Instead of the "three door" problem, visualize a lottery with one million tickets, only one of which is a winner. You buy one ticket and put it in your pocket. Monty, who knows which ticket is a winner, tears up 999,998 losing tickets and offers to trade you his ticket for yours. There are only two tickets left and one is a winner. Do you think the probability is 50/50?
There are many messages from this problem. I'll consider two.

KNOWLEDGE IS GOOD

If you understand the problem, you will switch doors and you will win 2/3 of the time. The elimination of the one door gave added knowledge. The probabilities were not 50/50.
Did you ever wonder why appellate panels have more than one member? Assuming a district judge and an appellate judge have the same probability of "getting it right", and that the probability is greater than 50%, a panel will give the right answer more frequently than the single judge.
To take a simple case, let us assume that a given judge has a probability of getting the right answer (2/3) of the time, and that this probability is independent of the analysis of the other judges. Consider a three judge panel which requires at least a 2-1 vote for a decision. The joint probability of getting it right is 20/27 (=74.1%), which comprises the 3-0 vote (8/27=(2/3)<3>) and three 2-1 votes (each of joint probability 4/27). This is 11.1% higher than the probability the single judge will get it right ((74.1-66.7)/66.7).

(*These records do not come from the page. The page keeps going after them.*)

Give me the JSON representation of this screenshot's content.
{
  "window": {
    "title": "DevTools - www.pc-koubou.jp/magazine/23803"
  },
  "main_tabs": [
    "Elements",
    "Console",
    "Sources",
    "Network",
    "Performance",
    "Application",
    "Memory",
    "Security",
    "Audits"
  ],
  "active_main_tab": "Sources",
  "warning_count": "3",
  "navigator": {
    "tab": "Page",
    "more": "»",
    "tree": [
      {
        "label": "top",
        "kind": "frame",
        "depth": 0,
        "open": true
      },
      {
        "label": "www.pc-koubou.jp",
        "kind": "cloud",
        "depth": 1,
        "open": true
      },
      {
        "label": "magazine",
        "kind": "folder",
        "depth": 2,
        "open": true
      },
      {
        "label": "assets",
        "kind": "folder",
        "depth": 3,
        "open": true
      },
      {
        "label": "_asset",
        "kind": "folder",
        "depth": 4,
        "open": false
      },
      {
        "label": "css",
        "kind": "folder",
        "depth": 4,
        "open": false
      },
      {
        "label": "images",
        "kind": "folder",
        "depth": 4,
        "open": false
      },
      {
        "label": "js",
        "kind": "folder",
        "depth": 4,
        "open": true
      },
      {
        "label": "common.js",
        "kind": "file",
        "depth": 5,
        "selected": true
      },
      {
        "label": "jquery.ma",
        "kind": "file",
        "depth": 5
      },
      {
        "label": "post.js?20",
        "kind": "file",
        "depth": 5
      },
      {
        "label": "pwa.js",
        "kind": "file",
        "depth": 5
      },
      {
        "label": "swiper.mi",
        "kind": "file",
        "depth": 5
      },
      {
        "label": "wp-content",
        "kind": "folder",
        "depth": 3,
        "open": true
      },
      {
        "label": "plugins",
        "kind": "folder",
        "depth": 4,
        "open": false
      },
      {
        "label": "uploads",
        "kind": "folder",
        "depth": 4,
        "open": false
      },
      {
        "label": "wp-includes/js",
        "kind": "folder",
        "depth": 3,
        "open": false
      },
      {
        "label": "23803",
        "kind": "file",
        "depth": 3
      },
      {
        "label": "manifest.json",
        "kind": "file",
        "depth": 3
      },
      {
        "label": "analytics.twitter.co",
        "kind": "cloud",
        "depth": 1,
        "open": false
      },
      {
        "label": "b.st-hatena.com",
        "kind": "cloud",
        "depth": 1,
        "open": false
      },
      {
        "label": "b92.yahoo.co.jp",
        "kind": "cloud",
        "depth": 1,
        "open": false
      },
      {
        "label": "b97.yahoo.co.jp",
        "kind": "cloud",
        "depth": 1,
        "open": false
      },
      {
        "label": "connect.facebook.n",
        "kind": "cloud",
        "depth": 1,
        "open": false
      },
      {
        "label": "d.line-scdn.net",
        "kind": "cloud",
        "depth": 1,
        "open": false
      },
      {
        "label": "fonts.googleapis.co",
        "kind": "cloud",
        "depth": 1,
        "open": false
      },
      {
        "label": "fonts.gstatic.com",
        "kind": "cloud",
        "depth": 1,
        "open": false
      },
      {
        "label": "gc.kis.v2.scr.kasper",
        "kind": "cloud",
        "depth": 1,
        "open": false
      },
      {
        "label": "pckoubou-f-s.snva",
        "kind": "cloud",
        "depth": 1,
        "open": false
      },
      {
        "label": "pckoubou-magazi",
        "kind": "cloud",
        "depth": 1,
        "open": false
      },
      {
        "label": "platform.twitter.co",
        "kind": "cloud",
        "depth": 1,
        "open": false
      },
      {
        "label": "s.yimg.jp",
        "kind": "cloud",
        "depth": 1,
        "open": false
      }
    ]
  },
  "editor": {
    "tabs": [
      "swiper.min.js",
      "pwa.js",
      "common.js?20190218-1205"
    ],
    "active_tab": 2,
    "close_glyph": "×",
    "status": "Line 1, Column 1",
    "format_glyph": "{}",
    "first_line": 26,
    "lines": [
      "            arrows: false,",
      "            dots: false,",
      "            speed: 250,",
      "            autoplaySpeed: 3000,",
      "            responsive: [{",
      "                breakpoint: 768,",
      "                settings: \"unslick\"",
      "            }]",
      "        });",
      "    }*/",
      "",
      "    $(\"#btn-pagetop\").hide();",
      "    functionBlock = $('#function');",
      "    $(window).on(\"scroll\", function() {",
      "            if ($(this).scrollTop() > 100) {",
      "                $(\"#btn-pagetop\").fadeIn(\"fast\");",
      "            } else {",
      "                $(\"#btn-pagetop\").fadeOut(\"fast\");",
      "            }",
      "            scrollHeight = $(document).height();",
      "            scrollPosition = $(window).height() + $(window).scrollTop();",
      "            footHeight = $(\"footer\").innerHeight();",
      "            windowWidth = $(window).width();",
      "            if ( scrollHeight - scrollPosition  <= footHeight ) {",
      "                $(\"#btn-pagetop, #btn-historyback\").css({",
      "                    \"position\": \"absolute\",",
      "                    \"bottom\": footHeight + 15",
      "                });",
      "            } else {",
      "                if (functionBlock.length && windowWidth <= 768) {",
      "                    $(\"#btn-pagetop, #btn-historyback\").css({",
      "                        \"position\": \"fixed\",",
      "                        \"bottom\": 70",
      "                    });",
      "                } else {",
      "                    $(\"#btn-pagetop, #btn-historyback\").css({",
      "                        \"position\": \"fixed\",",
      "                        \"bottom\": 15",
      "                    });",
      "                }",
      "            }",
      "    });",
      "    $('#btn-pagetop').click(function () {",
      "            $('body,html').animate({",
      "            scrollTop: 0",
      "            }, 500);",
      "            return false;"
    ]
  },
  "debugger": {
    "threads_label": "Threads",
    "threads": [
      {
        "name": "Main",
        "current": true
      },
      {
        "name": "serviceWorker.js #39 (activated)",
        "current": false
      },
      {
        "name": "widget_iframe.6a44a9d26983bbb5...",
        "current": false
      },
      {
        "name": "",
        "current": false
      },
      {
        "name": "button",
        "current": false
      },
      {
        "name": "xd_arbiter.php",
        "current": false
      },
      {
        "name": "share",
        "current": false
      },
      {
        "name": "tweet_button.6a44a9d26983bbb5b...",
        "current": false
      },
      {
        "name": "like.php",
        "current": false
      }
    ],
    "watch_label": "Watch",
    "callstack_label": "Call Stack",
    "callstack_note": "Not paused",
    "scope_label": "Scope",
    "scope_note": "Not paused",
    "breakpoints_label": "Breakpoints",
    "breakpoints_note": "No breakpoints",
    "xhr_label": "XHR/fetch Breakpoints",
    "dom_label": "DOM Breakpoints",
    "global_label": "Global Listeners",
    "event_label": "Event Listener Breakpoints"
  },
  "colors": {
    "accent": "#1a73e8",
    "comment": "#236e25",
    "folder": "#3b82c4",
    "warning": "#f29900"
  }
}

An interesting twist on this involves the choice to employ a drug.

Imagine that you have a certain disease that is not life threatening but greatly diminishes quality of life. There is a treatment that will be effective in removing symptoms 2/3 of the time, but ineffective 1/3 of the time. Good idea to try it.

HOWEVER, there is an additional factor. In the 1/3 of the time the treatment does not work, you develop an additional problem.

If the problem were death, likely this would be a bad idea. But suppose the problem is the development of another disease (similar to the first), so that 1/3 of the time you don't solve the initial problem AND you develop a new problem, making your situation "twice" as bad as when you started. What do you do?

***
See also

"Let's Make a Deal" problem